The main abstraction in Freya is an abstraction over the OWIN state – see OWIN. As this is functional programming, you need to pass the state around to functions which require it (and return it from functions which have modified it).

Doing such a common thing manually would become a chore very quickly. The solution is the Freya<'a> function, which has the following type:

type Freya<'a> =
    State -> Async<'a * State>

In the case of the Hopac variant of the Freya stack – see Hopac – the type is instead defined as:

type Freya<'a> =
    State -> Job<'a * State>

The State type is a wrapper around the OWIN Environment - it holds a few additional data structures, the relevant part is the OWIN Environment.

A function of type Freya<'a> takes the state, and asynchronously (or as a Hopac Job) returns a value of type 'a and the state. The concurrency options are made available here as one or other of these abstractions is commonly used in web programming. This makes it easy to integrate Freya with existing libraries and software.


The Freya<'a> type would be awkward to implement manually throughout applications, and F# allows for useful syntactic extension in the form of computation expressions.

A freya computation expression is provided to make it simpler to write code using Freya, and the functions available throughout Freya are easily usable with this syntax.


This syntax is not compulsory – it is possible to use a more operator-based style when writing Freya code if you prefer.

The computation expression syntax looks like this:

let double x =
    freya {
        return x * 2 }

The signature of this function is int -> Freya<int>, showing a simple way to work with functions which now have the State threaded through them. Of course, this function doesn’t do anything with the State that it has available – the next section shows how State can be used.


The important part of the Freya approach to programming is to make programming with state transparent and functional.
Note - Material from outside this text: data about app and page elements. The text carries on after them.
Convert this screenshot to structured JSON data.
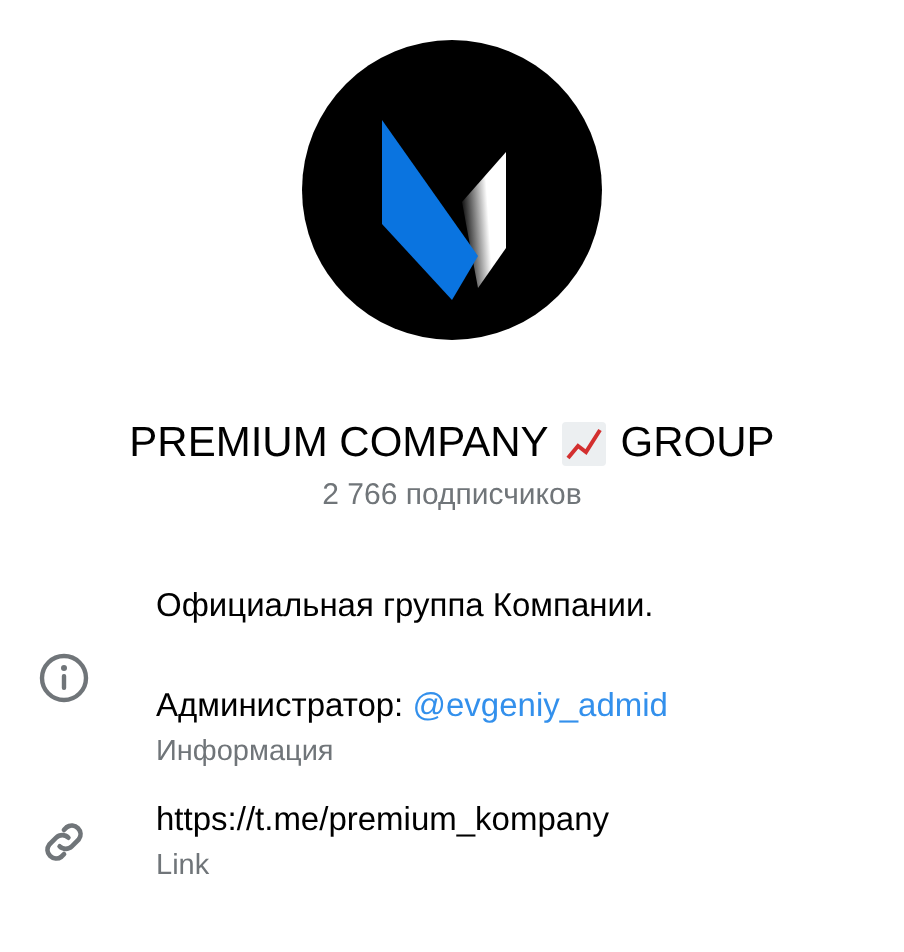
{
  "profile": {
    "title_before_emoji": "PREMIUM COMPANY",
    "title_after_emoji": "GROUP",
    "subscribers": "2 766 подписчиков"
  },
  "info_rows": [
    {
      "kind": "info",
      "paragraphs": [
        {
          "text": "Официальная группа Компании."
        },
        {
          "text": "Администратор:",
          "link": "@evgeniy_admid"
        }
      ],
      "label": "Информация"
    },
    {
      "kind": "link",
      "paragraphs": [
        {
          "text": "https://t.me/premium_kompany"
        }
      ],
      "label": "Link"
    }
  ]
}
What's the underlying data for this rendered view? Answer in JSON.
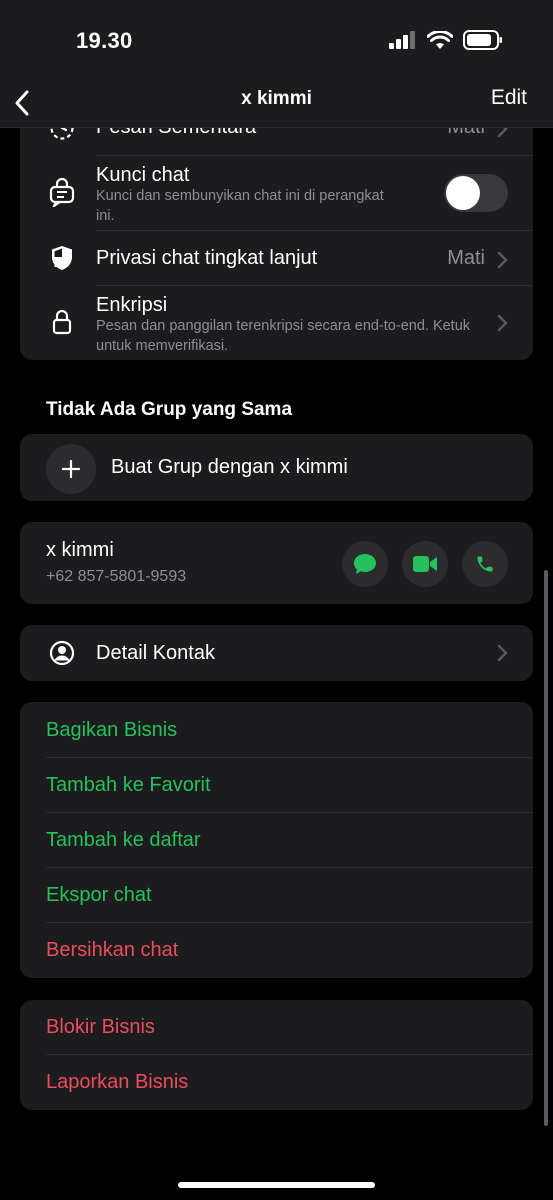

The most basic way to use information contained within the state is to get the State instance and to use some element of it, as seen below:

let readPath =
    freya {
        let! state = Freya.Optic.get id_
        return state.Environment.["owin.RequestPath"] :?> string }

The first part of this function gets the State instance, and the second part extracts some data from it and returns it. Note that the first line uses a Freya<_> function – requiring the use of the let! syntax for computation expressions.

This very basic usage works, but is not a compelling approach – it can be improved significantly, as detailed in the next section:

  • Optics – using Optics in Freya for safe, typed data manipulation.


The basic abstraction of Freya has been introduced, along with the Freya computation expression.

// Freya<'a> (State is described)
type Freya<'a> =
    State -> Async<'a * State> // (or State -> Job<'a * State>)

// Freya computation expression
freya { ... }